Conspiracies, Cults and Circularity


I regard Gilad Atzmon as one of Israel’s most effective critics. But I criticized his speculation that the killing of seven people by a Muslim terrorist in France in March this year, was an Israeli ‘false flag’ operation (1). Note that his guess was tentative. He didn’t say Israeli involvement was likely.

But why would anyone even suspect that the Jewish state organised the murder of French-African soldiers and Jewish children? When Guardian writer Fiachra Gibbons misattributed the Toulouse murders, there was some slight basis to his assumption. Only one party, in French history, has killed a). black soldiers, and b). Jewish children: the Nazis. So Gibbons jumped to the conclusion that neo-Nazis were responsible (2).

In accord with the Guardian‘s liberal politics, he saw an opportunity to blame the murders on far-right anti-immigration rhetoric. The newspaper ended up with egg on its face when the killer turned out to be French-Algerian.

Atzmon’s idea was more tentative; it had no basis in fact whatsoever.

In the first place, there is no history of the state of Israel murdering people inside Western countries.

Secondly, unlike the Guardian, he made his mistake after the fatal shooting of Mohamed Merah by the police, commenting lamely that the suspect may have visited Israel. This evidence falls some way short of overwhelming.

Finally, homicidal Islamic extremists exist; Israel has no need to invent them.
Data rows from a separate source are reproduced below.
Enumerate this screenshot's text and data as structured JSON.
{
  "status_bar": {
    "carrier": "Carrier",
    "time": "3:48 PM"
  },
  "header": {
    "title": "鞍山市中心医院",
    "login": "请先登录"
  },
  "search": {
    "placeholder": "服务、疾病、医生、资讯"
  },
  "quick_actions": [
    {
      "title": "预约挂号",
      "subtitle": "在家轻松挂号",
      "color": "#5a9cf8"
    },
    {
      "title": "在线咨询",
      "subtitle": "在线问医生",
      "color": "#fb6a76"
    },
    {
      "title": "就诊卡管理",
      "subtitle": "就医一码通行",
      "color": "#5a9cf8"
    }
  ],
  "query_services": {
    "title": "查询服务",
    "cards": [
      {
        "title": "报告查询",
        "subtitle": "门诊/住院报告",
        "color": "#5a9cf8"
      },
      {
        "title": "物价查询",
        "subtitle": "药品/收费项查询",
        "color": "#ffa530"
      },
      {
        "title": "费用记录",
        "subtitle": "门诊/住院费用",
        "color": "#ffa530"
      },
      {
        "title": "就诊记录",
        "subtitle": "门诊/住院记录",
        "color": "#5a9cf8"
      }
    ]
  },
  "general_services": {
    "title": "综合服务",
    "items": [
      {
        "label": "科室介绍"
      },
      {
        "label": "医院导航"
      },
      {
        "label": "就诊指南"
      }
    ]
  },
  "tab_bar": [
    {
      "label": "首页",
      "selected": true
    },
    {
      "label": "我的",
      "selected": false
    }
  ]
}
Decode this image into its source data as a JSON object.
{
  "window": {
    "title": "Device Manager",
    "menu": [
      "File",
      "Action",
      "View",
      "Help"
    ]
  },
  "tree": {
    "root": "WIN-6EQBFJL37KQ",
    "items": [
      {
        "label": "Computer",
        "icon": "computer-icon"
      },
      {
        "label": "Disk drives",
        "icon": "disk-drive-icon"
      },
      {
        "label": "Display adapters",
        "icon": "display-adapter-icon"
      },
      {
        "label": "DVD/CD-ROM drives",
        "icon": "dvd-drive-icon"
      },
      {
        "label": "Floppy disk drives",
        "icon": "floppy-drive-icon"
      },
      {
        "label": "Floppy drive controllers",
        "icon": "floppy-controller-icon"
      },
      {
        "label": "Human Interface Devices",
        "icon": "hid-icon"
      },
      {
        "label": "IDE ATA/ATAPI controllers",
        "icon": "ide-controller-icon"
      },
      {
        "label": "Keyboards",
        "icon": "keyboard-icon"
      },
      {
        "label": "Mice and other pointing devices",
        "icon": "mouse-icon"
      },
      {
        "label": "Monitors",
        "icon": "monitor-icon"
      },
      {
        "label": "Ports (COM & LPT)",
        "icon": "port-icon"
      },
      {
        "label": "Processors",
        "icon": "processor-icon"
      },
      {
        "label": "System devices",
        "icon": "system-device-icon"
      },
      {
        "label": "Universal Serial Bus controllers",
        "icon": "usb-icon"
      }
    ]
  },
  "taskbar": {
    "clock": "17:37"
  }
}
To deduce, from the fact that Islamophobia benefits Israel, the idea that the Israeli government has organised a large and varied series of attacks, successfully making them all look like Islamic terrorist acts, which in turn provoked Islamophobia among idiots, is a complicated example of the logical fallacy known as ‘cui bono?‘.
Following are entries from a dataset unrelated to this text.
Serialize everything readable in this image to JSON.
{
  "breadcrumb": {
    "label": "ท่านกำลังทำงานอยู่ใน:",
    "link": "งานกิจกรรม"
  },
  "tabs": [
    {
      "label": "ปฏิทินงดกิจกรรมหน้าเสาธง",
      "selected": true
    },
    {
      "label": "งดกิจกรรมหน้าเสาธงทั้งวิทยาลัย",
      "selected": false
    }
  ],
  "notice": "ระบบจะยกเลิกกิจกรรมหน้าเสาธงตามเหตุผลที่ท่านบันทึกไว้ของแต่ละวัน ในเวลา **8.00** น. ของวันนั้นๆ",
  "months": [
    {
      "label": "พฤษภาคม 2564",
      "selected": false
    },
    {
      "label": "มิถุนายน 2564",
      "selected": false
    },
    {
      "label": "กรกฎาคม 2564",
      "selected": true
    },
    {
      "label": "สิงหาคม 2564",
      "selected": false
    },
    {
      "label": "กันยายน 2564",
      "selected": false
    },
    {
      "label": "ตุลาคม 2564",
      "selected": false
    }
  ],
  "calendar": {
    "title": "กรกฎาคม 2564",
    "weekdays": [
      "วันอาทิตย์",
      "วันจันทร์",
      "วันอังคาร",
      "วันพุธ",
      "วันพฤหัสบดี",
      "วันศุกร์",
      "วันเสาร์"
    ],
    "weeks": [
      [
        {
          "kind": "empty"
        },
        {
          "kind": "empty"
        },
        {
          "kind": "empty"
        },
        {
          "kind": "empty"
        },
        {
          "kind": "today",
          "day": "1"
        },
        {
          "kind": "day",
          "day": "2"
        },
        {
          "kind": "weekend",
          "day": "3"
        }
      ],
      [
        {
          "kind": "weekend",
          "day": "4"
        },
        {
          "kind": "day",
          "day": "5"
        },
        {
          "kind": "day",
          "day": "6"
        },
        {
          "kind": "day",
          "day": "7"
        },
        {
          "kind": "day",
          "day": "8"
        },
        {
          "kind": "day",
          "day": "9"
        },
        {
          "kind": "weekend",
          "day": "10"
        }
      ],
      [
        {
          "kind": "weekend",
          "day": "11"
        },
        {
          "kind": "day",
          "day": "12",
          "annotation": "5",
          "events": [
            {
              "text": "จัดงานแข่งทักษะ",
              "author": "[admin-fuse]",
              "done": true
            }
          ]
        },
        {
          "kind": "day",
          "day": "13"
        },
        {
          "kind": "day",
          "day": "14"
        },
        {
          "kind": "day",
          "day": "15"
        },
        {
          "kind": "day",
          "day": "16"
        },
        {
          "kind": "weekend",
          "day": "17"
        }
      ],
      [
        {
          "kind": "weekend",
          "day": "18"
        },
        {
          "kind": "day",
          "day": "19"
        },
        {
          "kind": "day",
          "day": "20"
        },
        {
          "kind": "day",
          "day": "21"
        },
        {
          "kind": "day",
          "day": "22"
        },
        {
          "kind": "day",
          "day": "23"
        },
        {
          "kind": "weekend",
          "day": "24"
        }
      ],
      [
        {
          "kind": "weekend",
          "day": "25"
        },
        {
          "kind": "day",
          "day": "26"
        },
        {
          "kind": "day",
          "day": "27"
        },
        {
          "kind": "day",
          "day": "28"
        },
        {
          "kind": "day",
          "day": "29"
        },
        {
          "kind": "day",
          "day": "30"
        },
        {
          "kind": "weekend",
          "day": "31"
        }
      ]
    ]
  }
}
After I posted an article mildly criticizing Atzmon’s comment linking Merah and Mossad as ‘pointless and tasteless‘ (3), commenters on continued to defend the view that alleged terrorists are really Israeli agents.

Following a bit more discussion, in which I was repeatedly called a ‘hasbara troll‘ for my ‘cognitive dissonance‘ in the face of the ‘overwhelming evidence‘ that terrorist attacks are really false flag operations, and accused of having a ‘Jewish power mentality‘ for using formal logic, I began to ask myself whether it’s inevitable that defenders of the Atzmon perspective believe this nonsense. Whether they are subject to a process where fanatics are selected, and doubters driven away. It wouldn’t be the first time this has happened. Stalin’s communist parties got loonier and loonier during the twenties and thirties. Modern examples of self-reinforcing cults include Scientology and the 9/11 truth movement.


To be fair, many of the responses to my arguments on are not as daft as the ones I cited above. But most of them suffer from the same circular logic.

Believers can’t understand why their position is circular, because it’s circular. Julian Assange needs our support, but he is called a ‘gatekeeper‘ by conspiracy theorists because he hasn’t published evidence proving that Israel is the root of all evil. Rather than using Wikileaks to test their theory, they blame it for failing to confirm it. Circular theories undermine solidarity, just as they did in the thirties.

It’s like when a Bible literalist hears the case for Darwin’s theory of evolution. He reminds himself that the Devil has the best arguments. For him, the fact that evolution sounds plausible, is evidence of its falsehood. Someone trapped in a religion like that cannot get out of it, since no possible argument could refute it, even in principle. It’s the same with the notion that Israel is behind Islamic terrorism. If you question this idea, the faithful think it’s because you are a ‘controlled asset‘. So why do I bother?

Atzmon writes about ‘anti-Zionist Zionists‘ undermining Palestine solidarity. Some of his readers mistranslate that into talk of ‘infiltrators’. Dismissing falsification as ‘controlled opposition‘ is bad enough, but some followers of the creed have an unjustifiably high opinion of their own ability to detect spies, and this delusion could be as harmful to the cause as the crypto-Zionists themselves.